Thunder is produced as a sound wave. Just as friction causes noise when you rub your hands together, massive friction between neighboring air molecules produces the loud noise. The rapid expansion and subsequent contraction of air produces a sound wave that travels out from the source in all directions. Thunder is produced along the entire length of the lightning channel where air expands rapidly. This gives a prolonged thunder that lasts for several seconds. Close lightning strikes don't sound as long because the thunder sound close to you is so loud that it overpowers the sound made when the lightning channel was further away. Also, the sound waves from overhead thunder tend to curve away from a surface observer. Thunder that originates further away has a more rumbling sound to it due to reflection, scattering and damping of the noise as it moves away from the source region into low level terrain.
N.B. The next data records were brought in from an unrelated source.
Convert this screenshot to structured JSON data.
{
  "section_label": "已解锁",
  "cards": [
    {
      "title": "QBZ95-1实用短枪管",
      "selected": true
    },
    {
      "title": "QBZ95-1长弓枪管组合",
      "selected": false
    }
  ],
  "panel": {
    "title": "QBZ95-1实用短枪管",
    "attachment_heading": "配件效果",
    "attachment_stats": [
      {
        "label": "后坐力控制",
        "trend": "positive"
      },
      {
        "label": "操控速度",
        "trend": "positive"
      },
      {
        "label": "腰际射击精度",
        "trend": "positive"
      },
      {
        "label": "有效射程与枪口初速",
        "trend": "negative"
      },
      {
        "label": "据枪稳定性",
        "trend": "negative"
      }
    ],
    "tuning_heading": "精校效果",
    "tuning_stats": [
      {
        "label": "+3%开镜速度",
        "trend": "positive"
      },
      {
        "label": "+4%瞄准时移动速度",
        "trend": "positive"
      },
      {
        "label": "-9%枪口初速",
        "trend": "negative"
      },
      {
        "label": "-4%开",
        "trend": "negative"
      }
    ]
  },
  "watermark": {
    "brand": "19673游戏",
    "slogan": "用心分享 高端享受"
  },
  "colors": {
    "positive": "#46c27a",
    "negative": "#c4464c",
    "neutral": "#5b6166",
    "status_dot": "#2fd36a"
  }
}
Sometimes, thunder is not heard altogether. When more than 15 miles from the lightning discharge, the thunder will not make it to a surface observer since sound waves generally refract gradually away from the earth's surface due to the air density structure of the atmosphere.